High-Speed Rail Proving Costly in California

Published August 29, 2011

A California high-speed rail proposal approved by voters in 2008 has strayed so far above original cost estimates and so far under ridership estimates that one key transportation analyst is calling it the greatest scam to hit the state—ever.

“The California high-speed rail project is on track to be the biggest boondoggle in the state’s history, and for California, that is saying something,” said Adam Summers, a policy analyst with the Reason Foundation. “The project’s planning and viability have been dubious from the beginning.”

Warning Signs Ignored

The train plan was originally presented as a $43 billion venture that would provide service for 117 million riders annually by 2030 and ultimately bring billions of dollars into state coffers each year. But a recent study from the California High Speed Rail Authority says those numbers are wrong, that ridership estimates should be brought down and construction costs raised.

It’s not as if plenty of transportation watchers hadn’t warned of this months ago. In July 2010 researchers with the University of California at Berkeley reported the models used to determine ridership information were skewed, and the skewing, in turn, brought about inaccurate financial predictions. Even before that, the project had been labeled a money waster.

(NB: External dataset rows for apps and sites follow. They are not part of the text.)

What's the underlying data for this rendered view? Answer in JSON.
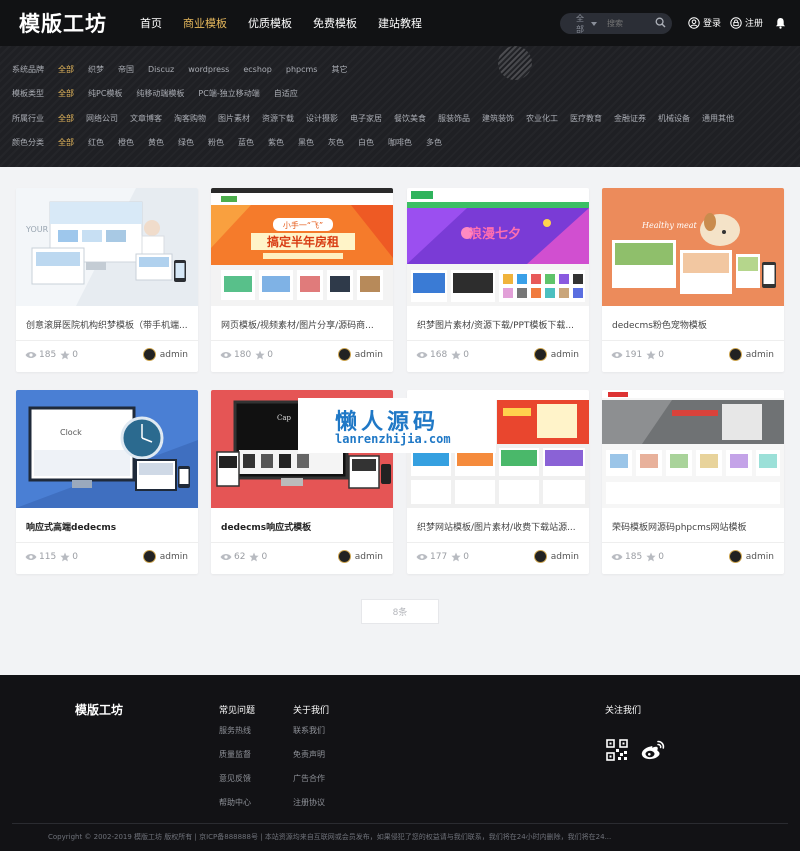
{
  "header": {
    "logo": "模版工坊",
    "nav": [
      "首页",
      "商业模板",
      "优质模板",
      "免费模板",
      "建站教程"
    ],
    "search": {
      "scope": "全部",
      "placeholder": "搜索"
    },
    "login": "登录",
    "register": "注册"
  },
  "filters": [
    {
      "label": "系统品牌",
      "options": [
        "全部",
        "织梦",
        "帝国",
        "Discuz",
        "wordpress",
        "ecshop",
        "phpcms",
        "其它"
      ]
    },
    {
      "label": "模板类型",
      "options": [
        "全部",
        "纯PC模板",
        "纯移动端模板",
        "PC端-独立移动端",
        "自适应"
      ]
    },
    {
      "label": "所属行业",
      "options": [
        "全部",
        "网络公司",
        "文章博客",
        "淘客购物",
        "图片素材",
        "资源下载",
        "设计摄影",
        "电子家居",
        "餐饮美食",
        "服装饰品",
        "建筑装饰",
        "农业化工",
        "医疗教育",
        "金融证券",
        "机械设备",
        "通用其他"
      ]
    },
    {
      "label": "颜色分类",
      "options": [
        "全部",
        "红色",
        "橙色",
        "黄色",
        "绿色",
        "粉色",
        "蓝色",
        "紫色",
        "黑色",
        "灰色",
        "白色",
        "咖啡色",
        "多色"
      ]
    }
  ],
  "cards": [
    {
      "title": "创意滚屏医院机构织梦模板（带手机端...",
      "views": "185",
      "likes": "0",
      "author": "admin",
      "bold": false
    },
    {
      "title": "网页模板/视频素材/图片分享/源码商...",
      "views": "180",
      "likes": "0",
      "author": "admin",
      "bold": false
    },
    {
      "title": "织梦图片素材/资源下载/PPT模板下载...",
      "views": "168",
      "likes": "0",
      "author": "admin",
      "bold": false
    },
    {
      "title": "dedecms粉色宠物模板",
      "views": "191",
      "likes": "0",
      "author": "admin",
      "bold": false
    },
    {
      "title": "响应式高端dedecms",
      "views": "115",
      "likes": "0",
      "author": "admin",
      "bold": true
    },
    {
      "title": "dedecms响应式模板",
      "views": "62",
      "likes": "0",
      "author": "admin",
      "bold": true
    },
    {
      "title": "织梦网站模板/图片素材/收费下载站源...",
      "views": "177",
      "likes": "0",
      "author": "admin",
      "bold": false
    },
    {
      "title": "荣码模板网源码phpcms网站模板",
      "views": "185",
      "likes": "0",
      "author": "admin",
      "bold": false
    }
  ],
  "thumbs": {
    "t2_banner": "小手一“飞”",
    "t2_headline": "搞定半年房租",
    "t3_banner": "浪漫七夕",
    "t4_tagline": "Healthy meat",
    "t5_clock": "Clock"
  },
  "more_button": "8条",
  "watermark": {
    "cn": "懒人源码",
    "en": "lanrenzhijia.com"
  },
  "footer": {
    "logo": "模版工坊",
    "col1": {
      "title": "常见问题",
      "links": [
        "服务热线",
        "质量监督",
        "意见反馈",
        "帮助中心"
      ]
    },
    "col2": {
      "title": "关于我们",
      "links": [
        "联系我们",
        "免责声明",
        "广告合作",
        "注册协议"
      ]
    },
    "follow": "关注我们",
    "copyright": "Copyright © 2002-2019 模版工坊 版权所有 | 京ICP备888888号 | 本站资源均来自互联网或会员发布，如果侵犯了您的权益请与我们联系，我们将在24小时内删除，我们将在24..."
  },
  "colors": {
    "accent": "#e6b85c",
    "header_bg": "#111214",
    "footer_bg": "#121215",
    "watermark_blue": "#1f78c6"
  }
}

“A couple months before the November 2008 election, … Reason Foundation released a report by a couple of rail experts which analyzed the project and the assumptions,” Summers said.

“[We] concluded that the assumptions were wildly optimistic and unreasonable, to say the least. Since then, numerous other reports by various independent agencies—including the Legislative Analyst’s Office, Bureau of State Audits, University of California, Berkeley’s Institute of Transportation Studies, and the California High Speed Rail Authority’s own peer review group—have criticized the project for everything from its lack of a real business plan, to understated cost estimates, to inflated ridership estimates, to the CHSRA’s poor planning and management.”

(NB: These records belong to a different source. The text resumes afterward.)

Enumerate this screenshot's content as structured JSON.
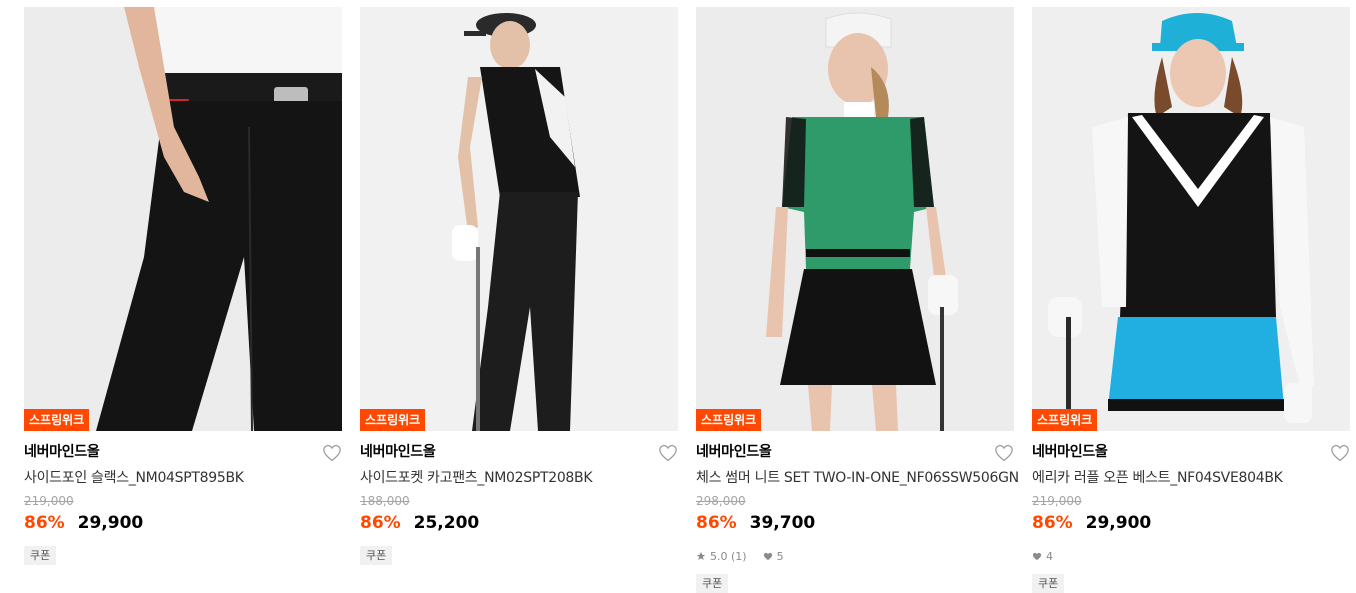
{
  "colors": {
    "accent": "#ff4800",
    "tag_bg": "#ff4800",
    "tag_text": "#ffffff"
  },
  "products": [
    {
      "tag": "스프링위크",
      "brand": "네버마인드올",
      "name": "사이드포인 슬랙스_NM04SPT895BK",
      "original_price": "219,000",
      "discount_rate": "86%",
      "price": "29,900",
      "rating": "",
      "likes": "",
      "coupon": "쿠폰",
      "image": "black-golf-pants-photo"
    },
    {
      "tag": "스프링위크",
      "brand": "네버마인드올",
      "name": "사이드포켓 카고팬츠_NM02SPT208BK",
      "original_price": "188,000",
      "discount_rate": "86%",
      "price": "25,200",
      "rating": "",
      "likes": "",
      "coupon": "쿠폰",
      "image": "man-golf-outfit-photo"
    },
    {
      "tag": "스프링위크",
      "brand": "네버마인드올",
      "name": "체스 썸머 니트 SET TWO-IN-ONE_NF06SSW506GN",
      "original_price": "298,000",
      "discount_rate": "86%",
      "price": "39,700",
      "rating": "5.0 (1)",
      "likes": "5",
      "coupon": "쿠폰",
      "image": "woman-green-knit-set-photo"
    },
    {
      "tag": "스프링위크",
      "brand": "네버마인드올",
      "name": "에리카 러플 오픈 베스트_NF04SVE804BK",
      "original_price": "219,000",
      "discount_rate": "86%",
      "price": "29,900",
      "rating": "",
      "likes": "4",
      "coupon": "쿠폰",
      "image": "woman-ruffle-vest-photo"
    }
  ]
}
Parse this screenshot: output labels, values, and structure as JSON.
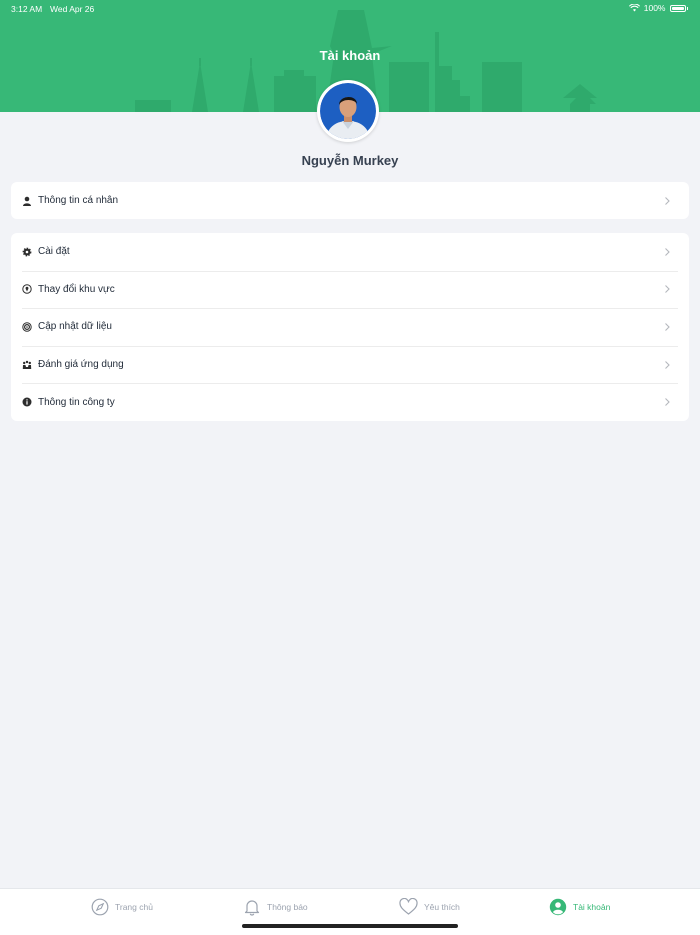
{
  "status_bar": {
    "time": "3:12 AM",
    "date": "Wed Apr 26",
    "battery": "100%"
  },
  "header": {
    "title": "Tài khoản"
  },
  "profile": {
    "name": "Nguyễn Murkey"
  },
  "menu_personal": {
    "label": "Thông tin cá nhân",
    "icon": "person-icon"
  },
  "menu": [
    {
      "label": "Cài đặt",
      "icon": "gear-icon"
    },
    {
      "label": "Thay đổi khu vực",
      "icon": "location-pin-icon"
    },
    {
      "label": "Cập nhật dữ liệu",
      "icon": "sync-icon"
    },
    {
      "label": "Đánh giá ứng dụng",
      "icon": "rating-icon"
    },
    {
      "label": "Thông tin công ty",
      "icon": "info-icon"
    }
  ],
  "tabs": [
    {
      "label": "Trang chủ",
      "icon": "compass-icon",
      "active": false
    },
    {
      "label": "Thông báo",
      "icon": "bell-icon",
      "active": false
    },
    {
      "label": "Yêu thích",
      "icon": "heart-icon",
      "active": false
    },
    {
      "label": "Tài khoản",
      "icon": "account-icon",
      "active": true
    }
  ],
  "colors": {
    "accent": "#37b877",
    "background": "#f2f3f7",
    "card": "#ffffff"
  }
}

Oxford Scholars: Supporters Lied

Did train supporters lie to the public in their initial assertions? That’s how one group of Oxford scholars who studied the issue saw it. “They called it ‘strategic misrepresentation,'” said Wendell Cox, an expert in urban policy and transportation and the principal of Wendell Cox Consultancy. “They also called it lying.”

In 2008, Reason Foundation estimated the rail project would cost between $65 billion and $81 billion, significantly higher than the $43 billion sold to the public. In 2009, Reason estimated the first leg of the project, providing rail service between Merced and Bakersfield, would cost $7.1 billion. Now, that cost is coming in 40 percent to 100 percent higher, reaching the $10 billion to $13.9 billion mark. 

States Taking Different Course

Future state government operating subsidies for the high-speed services will have to be so high that states such Florida, Wisconsin, and Ohio are refusing to accept federal government handouts for rail development, Summers noted.

“California would be wise to do likewise,” Summers said. “Californians are realizing that they were sold a bill of goods during the 2008 election. Prior to the election, they were told that 117 million passengers a year would ride the trains and that a ticket between Los Angeles and San Francisco would cost $55. After the election, it was revealed that the ridership numbers were ridiculously inflated. They are now advertised around 50 million.”

That same trip between Los Angeles and San Francisco would also now cost $105, Summers said.

Private Investors Know Better

“This is liable to be one very big drag on California taxpayers,” Cox said. “There is no indication of private investment that’s forthcoming. Well, there is, but they all say they need a revenue guarantee—and that means subsidies.”

That’s just par for the course with high-speed train projects, Cox says.

“Every private dollar that’s been put into high-speed rail around the world has been lost,” he said. “It’s not a good idea. It’s just terribly expensive.”

Summers cites a study by Danish researcher Bent Flyvbjerg analyzing 258 rail, bridge, and road projects worldwide, which found 90 percent of them went over budget. “The vast majority, significantly so,” Summers said.

Cheryl Chumley, [email protected], writes from Northern Virginia.